First, it's written by Gail Giles, author of books that include the modern classic Shattering Glass, Right Behind You and What Happened to Cass McBride?. If there's anyone I admire for saying what she thinks, it's Gail. Not only that, but she is an experienced teacher of reading and writing and I've learned quite a bit from her just from reading her YALSA-BK posts. She fully admits that the article stems from her experiences and from generalized observations, not from peer-reviewed research, and the opinions she expresses in the article are shaped by her personal thoughts. (Or, as I like to say around here, "The plural of 'anecdote' is not 'evidence.'")
With this acknowledged, she speaks about one big reason boys might not be enthusiastic readers, that is, they don't have male reading role models. She doesn't pretend that the reason she writes about apply to all boys, but she does encourage men to set an example for the boys in their life by reading. It's true what she says about teachers and librarians being mostly female (one only has to enter library school to see that), and I also believe it's true that as boys get older, reading becomes a chore.

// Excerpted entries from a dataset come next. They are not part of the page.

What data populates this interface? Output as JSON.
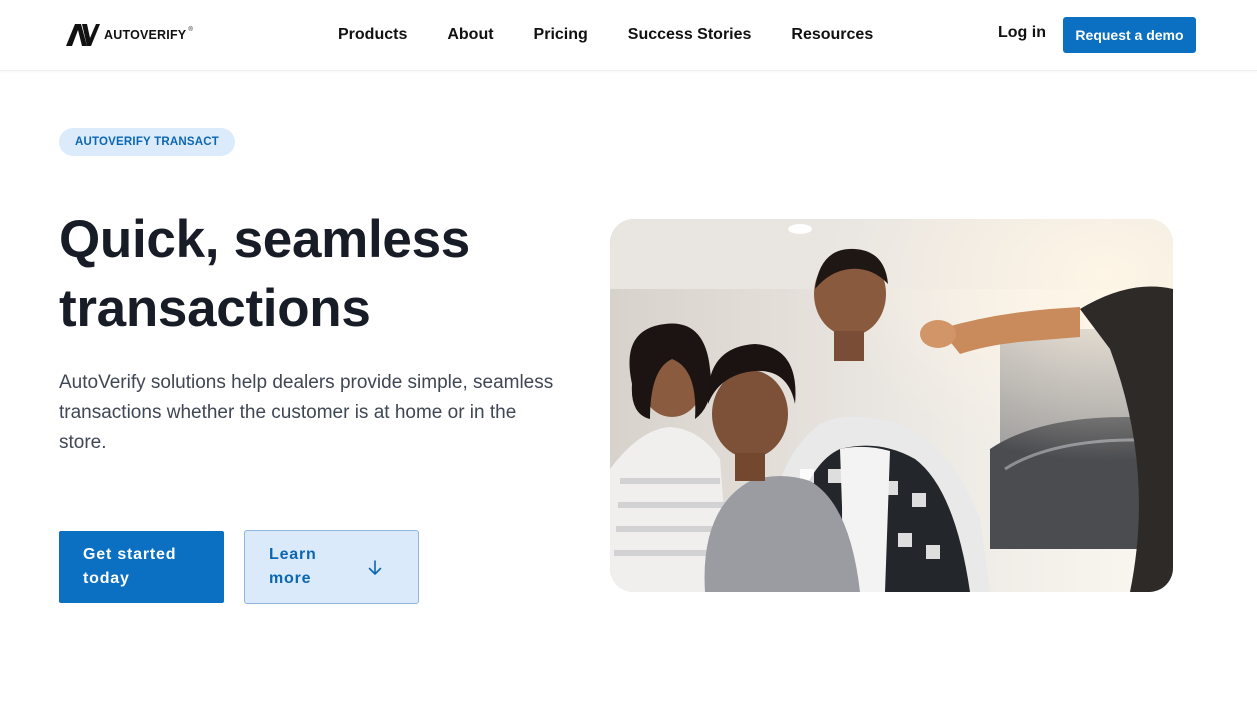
{
  "header": {
    "logo_text": "AUTOVERIFY",
    "logo_reg": "®",
    "nav": [
      {
        "label": "Products"
      },
      {
        "label": "About"
      },
      {
        "label": "Pricing"
      },
      {
        "label": "Success Stories"
      },
      {
        "label": "Resources"
      }
    ],
    "login_label": "Log in",
    "demo_label": "Request a demo"
  },
  "hero": {
    "badge": "AUTOVERIFY TRANSACT",
    "headline_line1": "Quick, seamless",
    "headline_line2": "transactions",
    "subtext": "AutoVerify solutions help dealers provide simple, seamless transactions whether the customer is at home or in the store.",
    "primary_cta": "Get started today",
    "secondary_cta": "Learn more"
  },
  "colors": {
    "brand_blue": "#0b6fc2",
    "badge_bg": "#dcebfb",
    "secondary_bg": "#dbeafa"
  },
  "icons": [
    "autoverify-logo-icon",
    "arrow-down-icon"
  ]
}
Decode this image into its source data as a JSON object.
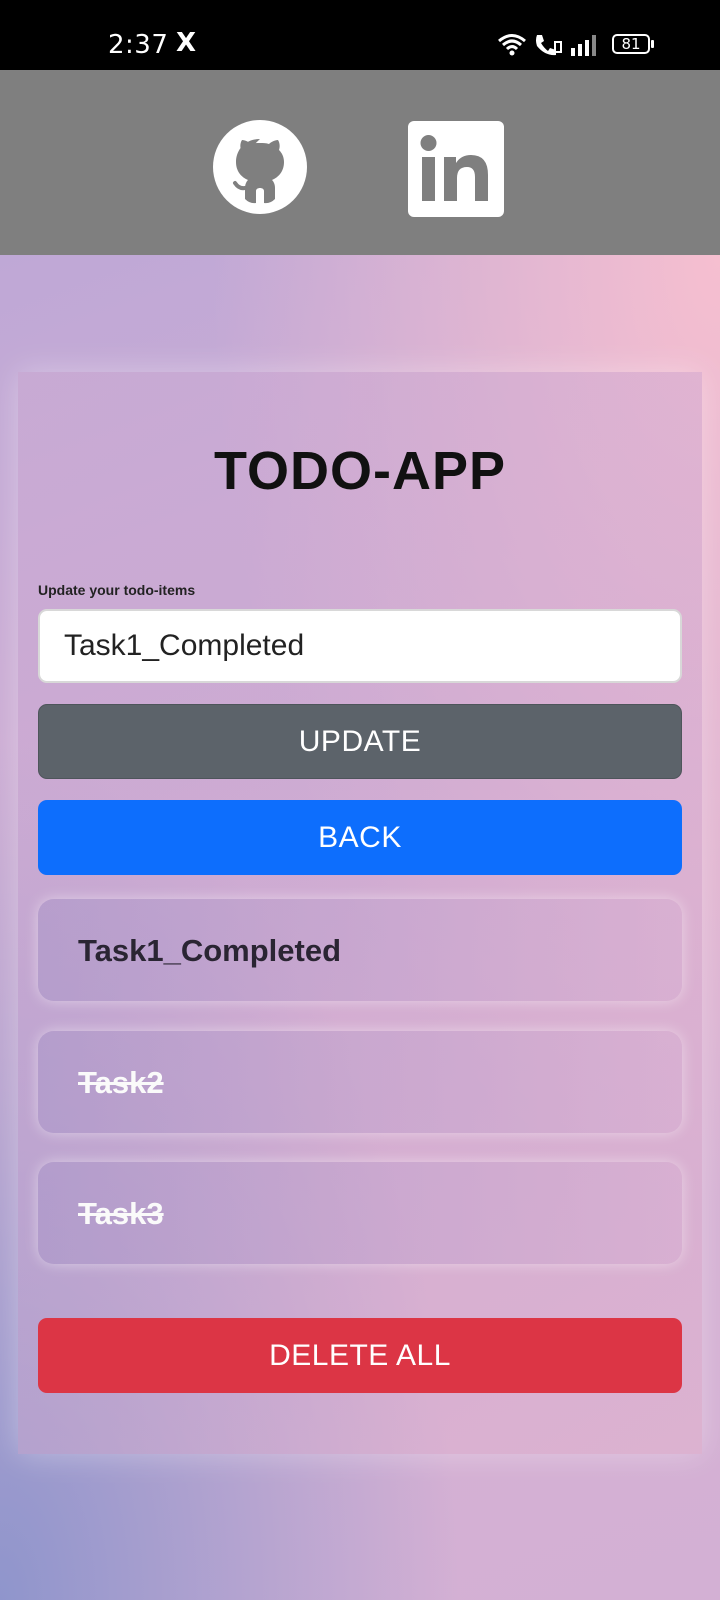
{
  "status_bar": {
    "time": "2:37",
    "notification_app": "X",
    "icons": [
      "wifi-icon",
      "wifi-calling-icon",
      "signal-icon"
    ],
    "battery": "81"
  },
  "social": {
    "icons": [
      "github-icon",
      "linkedin-icon"
    ],
    "colors": {
      "background": "#7f7f7f",
      "icon": "#ffffff"
    }
  },
  "app": {
    "title": "TODO-APP",
    "input_label": "Update your todo-items",
    "input_value": "Task1_Completed",
    "update_label": "UPDATE",
    "back_label": "BACK",
    "delete_all_label": "DELETE ALL",
    "todos": [
      {
        "text": "Task1_Completed",
        "completed": false
      },
      {
        "text": "Task2",
        "completed": true
      },
      {
        "text": "Task3",
        "completed": true
      }
    ],
    "colors": {
      "update": "#5c636a",
      "back": "#0d6efd",
      "delete": "#dc3545"
    }
  }
}
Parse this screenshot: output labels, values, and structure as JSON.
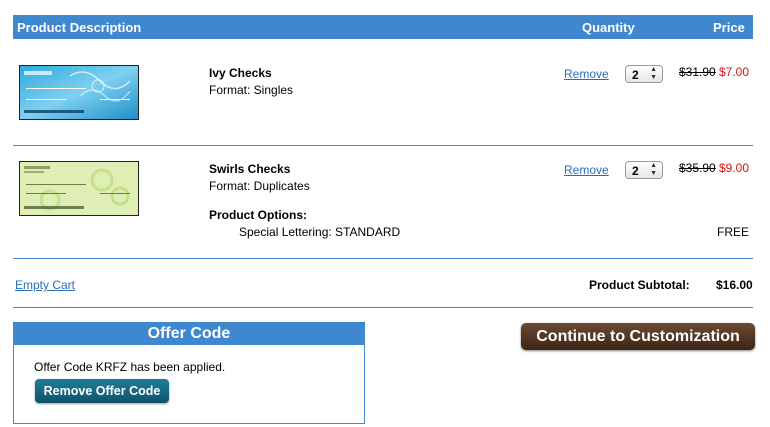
{
  "header": {
    "description": "Product Description",
    "quantity": "Quantity",
    "price": "Price"
  },
  "items": [
    {
      "name": "Ivy Checks",
      "format": "Format: Singles",
      "remove": "Remove",
      "qty": "2",
      "old_price": "$31.90",
      "new_price": "$7.00"
    },
    {
      "name": "Swirls Checks",
      "format": "Format: Duplicates",
      "remove": "Remove",
      "qty": "2",
      "old_price": "$35.90",
      "new_price": "$9.00",
      "options_label": "Product Options:",
      "option_line": "Special Lettering: STANDARD",
      "option_price": "FREE"
    }
  ],
  "cart": {
    "empty_cart": "Empty Cart",
    "subtotal_label": "Product Subtotal:",
    "subtotal_value": "$16.00"
  },
  "offer": {
    "title": "Offer Code",
    "message": "Offer Code KRFZ has been applied.",
    "remove_button": "Remove Offer Code"
  },
  "continue_button": "Continue to Customization",
  "colors": {
    "header_blue": "#3f87cf",
    "link_blue": "#2a6ebb",
    "sale_red": "#d4141c",
    "continue_brown": "#4e3322",
    "offer_button_teal": "#0e5268"
  }
}
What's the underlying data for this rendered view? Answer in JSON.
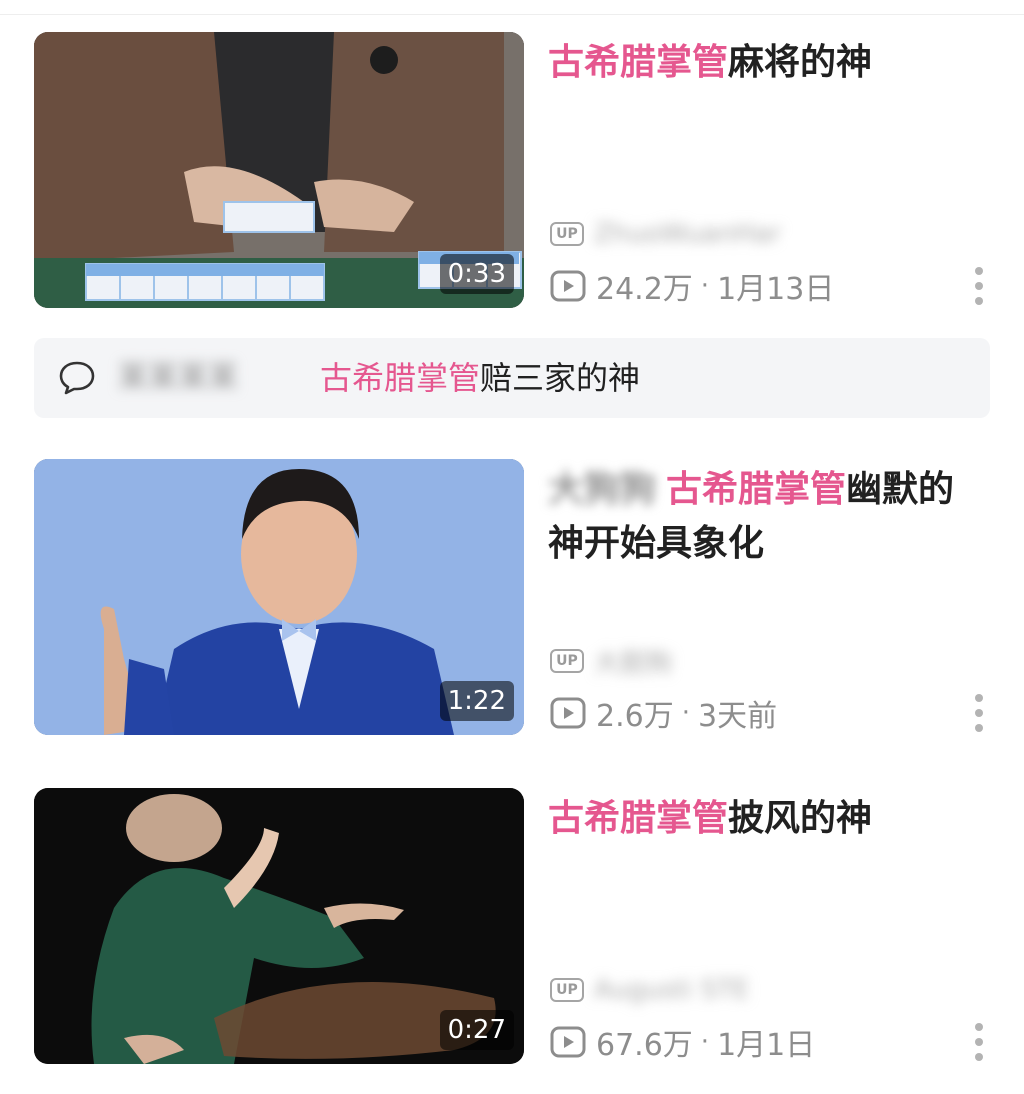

It becomes a chore for many girls, too, but that's not the focus of the article.
Her final paragraph begins:
Whatever you do, don’t expect teachers and librarians to turn your son into a reader. It’s not their fault he won’t read. By the time he meets them, he’s been primed for failure. Be proactive. And I’m sorry to say this, but a male has to be involved in your plans.
Wow, talk about things no teacher or librarian wants to hear. Talk about a whole article full of things that teachers and librarians don't want to hear. But you know, I don't disagree with it. The thing is, it's our JOB as teachers and librarians to encourage reading and try to turn kids into readers. Kids know this. For all the makeovers libraries give themselves, they're still seen as "the place where the books live." I don't think this is a bad thing, because I love me some books. However, teachers and librarians cannot follow every kid home and make sure that the home environment is conducive to a love of reading. That's where parents come in, fathers in this case. I think that male role models are only one of many factors in getting boys to read, but they're an important factor.
Thanks for a thought-provoking article, Gail!